:: What this task involves ::
Among the entries below, find every line that has "location" and pull it out.

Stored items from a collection
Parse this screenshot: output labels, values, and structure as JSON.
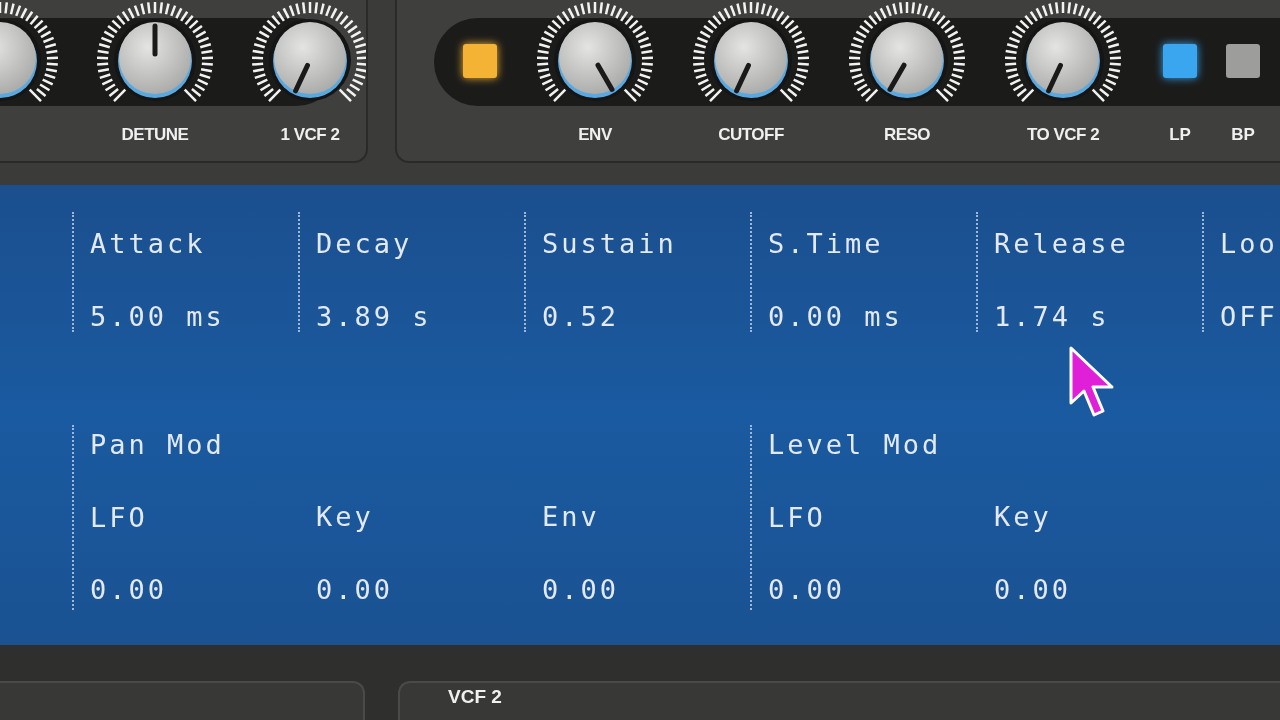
{
  "osc_panel": {
    "knobs": [
      {
        "label": "DETUNE"
      },
      {
        "label": "1 VCF 2"
      }
    ]
  },
  "vcf_panel": {
    "switch": {
      "on": true,
      "color": "#f5b335"
    },
    "knobs": [
      {
        "label": "ENV"
      },
      {
        "label": "CUTOFF"
      },
      {
        "label": "RESO"
      },
      {
        "label": "TO VCF 2"
      }
    ],
    "modes": [
      {
        "label": "LP",
        "selected": true
      },
      {
        "label": "BP",
        "selected": false
      }
    ]
  },
  "envelope": [
    {
      "label": "Attack",
      "value": "5.00 ms"
    },
    {
      "label": "Decay",
      "value": "3.89 s"
    },
    {
      "label": "Sustain",
      "value": "0.52"
    },
    {
      "label": "S.Time",
      "value": "0.00 ms"
    },
    {
      "label": "Release",
      "value": "1.74 s"
    },
    {
      "label": "Loo",
      "value": "OFF"
    }
  ],
  "pan_mod": {
    "title": "Pan Mod",
    "params": [
      {
        "label": "LFO",
        "value": "0.00"
      },
      {
        "label": "Key",
        "value": "0.00"
      },
      {
        "label": "Env",
        "value": "0.00"
      }
    ]
  },
  "level_mod": {
    "title": "Level Mod",
    "params": [
      {
        "label": "LFO",
        "value": "0.00"
      },
      {
        "label": "Key",
        "value": "0.00"
      }
    ]
  },
  "bottom_panel": {
    "title": "VCF 2"
  }
}
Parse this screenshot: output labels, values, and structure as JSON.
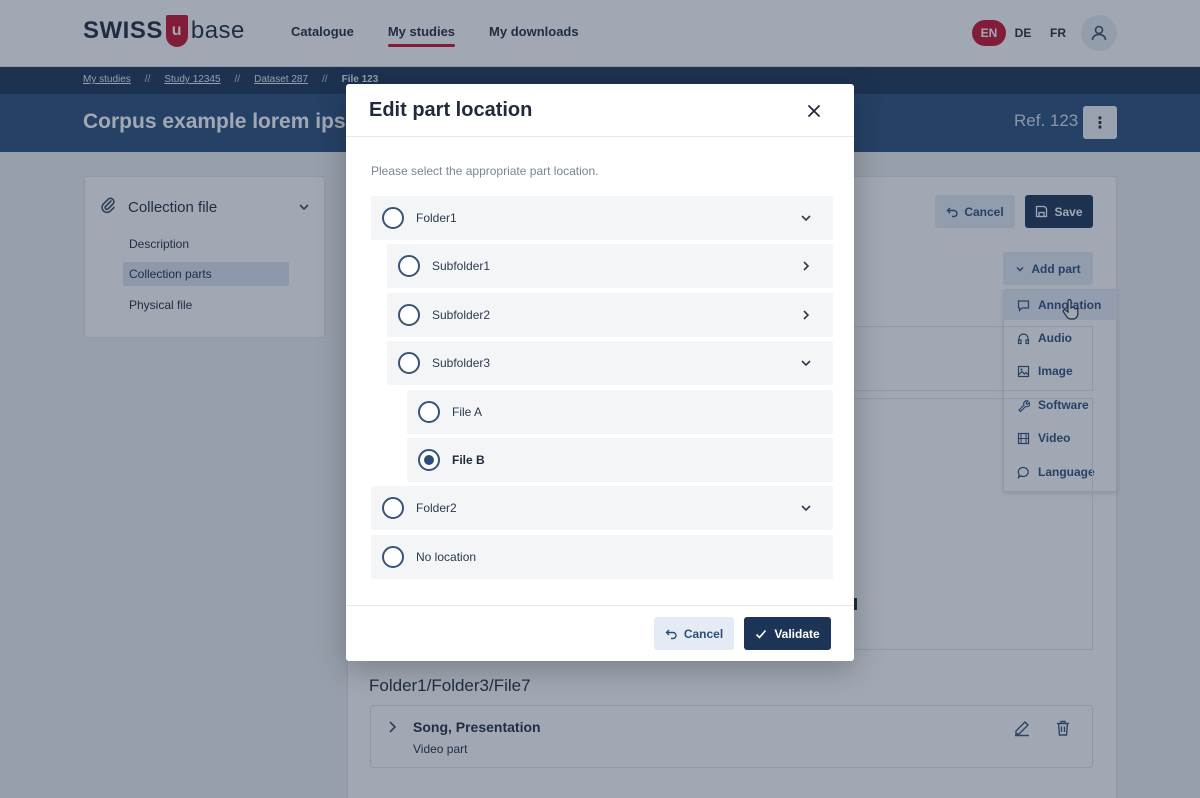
{
  "header": {
    "logo_left": "SWISS",
    "logo_mark": "u",
    "logo_right": "base",
    "nav": [
      "Catalogue",
      "My studies",
      "My downloads"
    ],
    "active_nav": "My studies",
    "languages": [
      "EN",
      "DE",
      "FR"
    ],
    "active_language": "EN"
  },
  "breadcrumb": {
    "items": [
      "My studies",
      "Study 12345",
      "Dataset 287",
      "File 123"
    ],
    "separator": "//"
  },
  "page": {
    "title": "Corpus example lorem ipsum",
    "ref": "Ref. 123"
  },
  "sidebar": {
    "title": "Collection file",
    "items": [
      "Description",
      "Collection parts",
      "Physical file"
    ],
    "active_item": "Collection parts"
  },
  "content": {
    "cancel_label": "Cancel",
    "save_label": "Save",
    "add_part_label": "Add part",
    "add_part_menu": [
      "Annotation",
      "Audio",
      "Image",
      "Software",
      "Video",
      "Language"
    ],
    "path": "Folder1/Folder3/File7",
    "part": {
      "title": "Song, Presentation",
      "subtitle": "Video part"
    }
  },
  "modal": {
    "title": "Edit part location",
    "description": "Please select the appropriate part location.",
    "options": [
      {
        "label": "Folder1",
        "level": 0,
        "chevron": "down",
        "checked": false
      },
      {
        "label": "Subfolder1",
        "level": 1,
        "chevron": "right",
        "checked": false
      },
      {
        "label": "Subfolder2",
        "level": 1,
        "chevron": "right",
        "checked": false
      },
      {
        "label": "Subfolder3",
        "level": 1,
        "chevron": "down",
        "checked": false
      },
      {
        "label": "File A",
        "level": 2,
        "chevron": "none",
        "checked": false
      },
      {
        "label": "File B",
        "level": 2,
        "chevron": "none",
        "checked": true
      },
      {
        "label": "Folder2",
        "level": 0,
        "chevron": "down",
        "checked": false
      },
      {
        "label": "No location",
        "level": 0,
        "chevron": "none",
        "checked": false
      }
    ],
    "cancel_label": "Cancel",
    "validate_label": "Validate"
  },
  "colors": {
    "brand_red": "#c8102e",
    "navy": "#1c3456",
    "title_bar": "#2b4f7a"
  }
}
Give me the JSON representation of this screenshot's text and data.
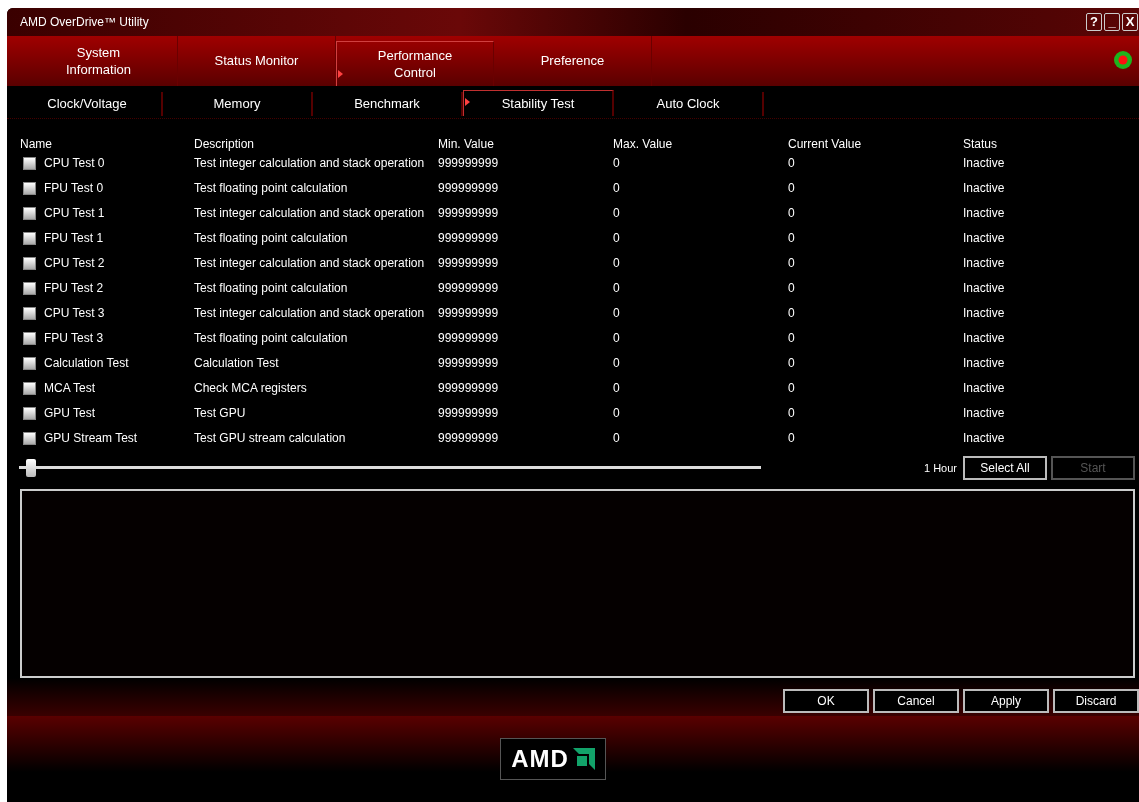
{
  "window": {
    "title": "AMD OverDrive™ Utility",
    "controls": [
      "?",
      "_",
      "X"
    ]
  },
  "main_tabs": [
    {
      "label": "System Information",
      "selected": false
    },
    {
      "label": "Status Monitor",
      "selected": false
    },
    {
      "label": "Performance Control",
      "selected": true
    },
    {
      "label": "Preference",
      "selected": false
    }
  ],
  "sub_tabs": [
    {
      "label": "Clock/Voltage",
      "selected": false
    },
    {
      "label": "Memory",
      "selected": false
    },
    {
      "label": "Benchmark",
      "selected": false
    },
    {
      "label": "Stability Test",
      "selected": true
    },
    {
      "label": "Auto Clock",
      "selected": false
    }
  ],
  "table": {
    "columns": [
      "Name",
      "Description",
      "Min. Value",
      "Max. Value",
      "Current Value",
      "Status"
    ],
    "rows": [
      {
        "name": "CPU Test 0",
        "checked": false,
        "description": "Test integer calculation and stack operation",
        "min_value": "999999999",
        "max_value": "0",
        "current_value": "0",
        "status": "Inactive"
      },
      {
        "name": "FPU Test 0",
        "checked": false,
        "description": "Test floating point calculation",
        "min_value": "999999999",
        "max_value": "0",
        "current_value": "0",
        "status": "Inactive"
      },
      {
        "name": "CPU Test 1",
        "checked": false,
        "description": "Test integer calculation and stack operation",
        "min_value": "999999999",
        "max_value": "0",
        "current_value": "0",
        "status": "Inactive"
      },
      {
        "name": "FPU Test 1",
        "checked": false,
        "description": "Test floating point calculation",
        "min_value": "999999999",
        "max_value": "0",
        "current_value": "0",
        "status": "Inactive"
      },
      {
        "name": "CPU Test 2",
        "checked": false,
        "description": "Test integer calculation and stack operation",
        "min_value": "999999999",
        "max_value": "0",
        "current_value": "0",
        "status": "Inactive"
      },
      {
        "name": "FPU Test 2",
        "checked": false,
        "description": "Test floating point calculation",
        "min_value": "999999999",
        "max_value": "0",
        "current_value": "0",
        "status": "Inactive"
      },
      {
        "name": "CPU Test 3",
        "checked": false,
        "description": "Test integer calculation and stack operation",
        "min_value": "999999999",
        "max_value": "0",
        "current_value": "0",
        "status": "Inactive"
      },
      {
        "name": "FPU Test 3",
        "checked": false,
        "description": "Test floating point calculation",
        "min_value": "999999999",
        "max_value": "0",
        "current_value": "0",
        "status": "Inactive"
      },
      {
        "name": "Calculation Test",
        "checked": false,
        "description": "Calculation Test",
        "min_value": "999999999",
        "max_value": "0",
        "current_value": "0",
        "status": "Inactive"
      },
      {
        "name": "MCA Test",
        "checked": false,
        "description": "Check MCA registers",
        "min_value": "999999999",
        "max_value": "0",
        "current_value": "0",
        "status": "Inactive"
      },
      {
        "name": "GPU Test",
        "checked": false,
        "description": "Test GPU",
        "min_value": "999999999",
        "max_value": "0",
        "current_value": "0",
        "status": "Inactive"
      },
      {
        "name": "GPU Stream Test",
        "checked": false,
        "description": "Test GPU stream calculation",
        "min_value": "999999999",
        "max_value": "0",
        "current_value": "0",
        "status": "Inactive"
      }
    ]
  },
  "duration": {
    "level": 0.01,
    "reading": "1 Hour"
  },
  "test_buttons": [
    {
      "label": "Select All",
      "disabled": false
    },
    {
      "label": "Start",
      "disabled": true
    }
  ],
  "dialog_buttons": [
    "OK",
    "Cancel",
    "Apply",
    "Discard"
  ],
  "logo": {
    "text": "AMD"
  }
}
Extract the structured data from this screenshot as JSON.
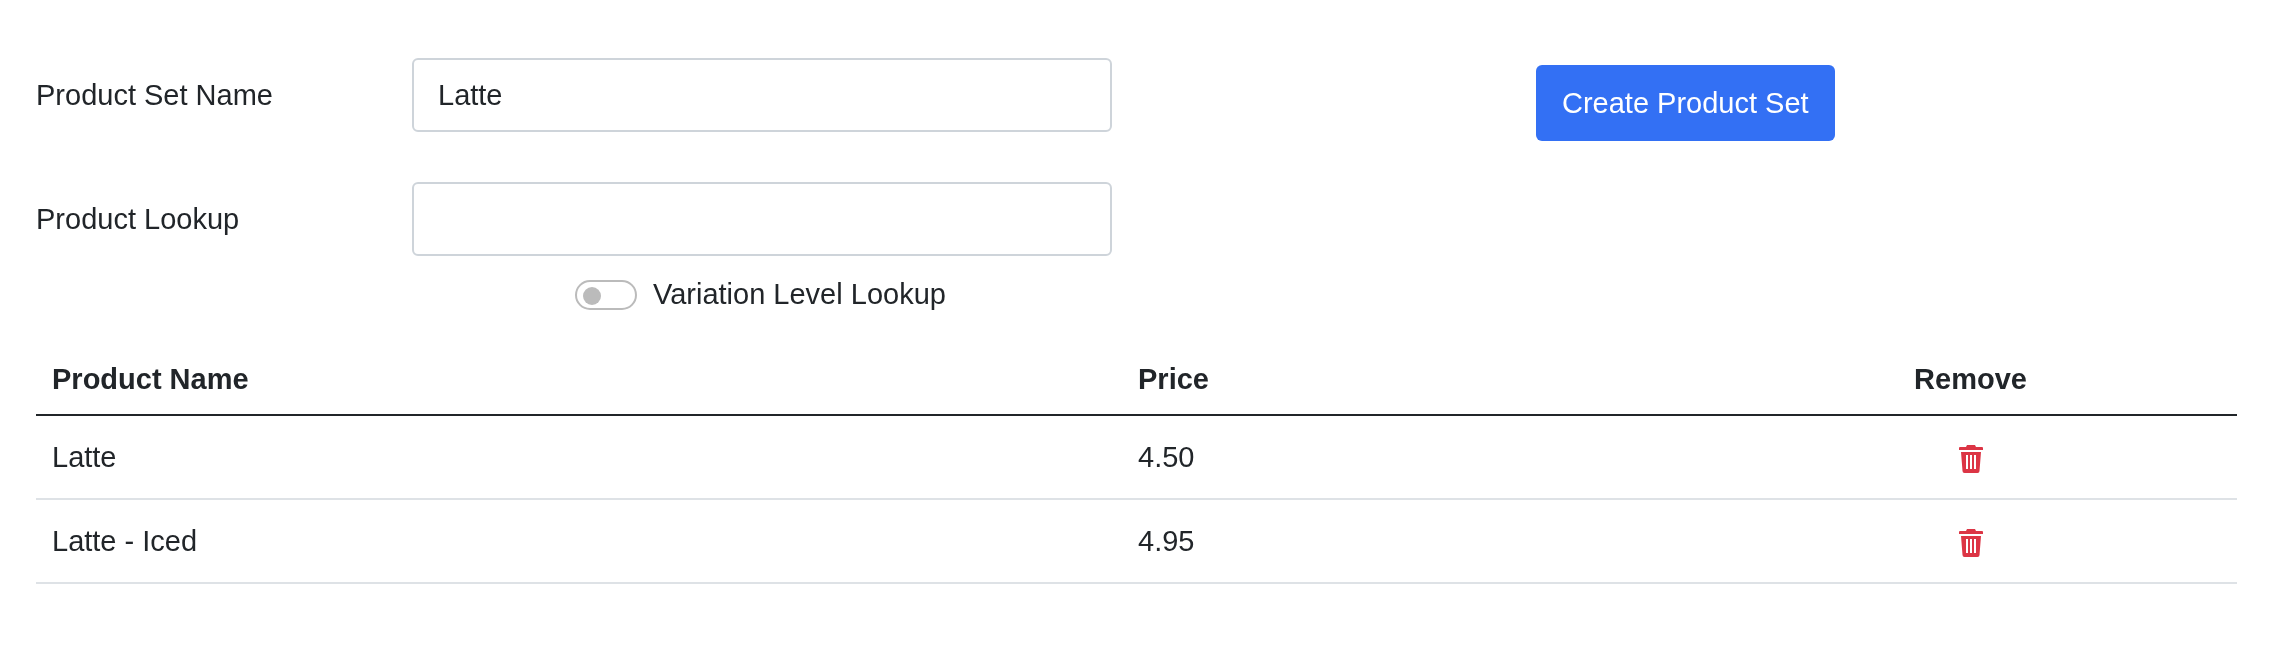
{
  "form": {
    "fields": [
      {
        "label": "Product Set Name",
        "value": "Latte"
      },
      {
        "label": "Product Lookup"
      }
    ],
    "toggle": {
      "label": "Variation Level Lookup",
      "on": false
    },
    "button": "Create Product Set"
  },
  "table": {
    "columns": [
      "Product Name",
      "Price",
      "Remove"
    ],
    "rows": [
      {
        "name": "Latte",
        "price": "4.50"
      },
      {
        "name": "Latte - Iced",
        "price": "4.95"
      }
    ]
  }
}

:: Completed task ::
    "title": "Edit part location",
    "description": "Please select the appropriate part location.",
        "label": "No location",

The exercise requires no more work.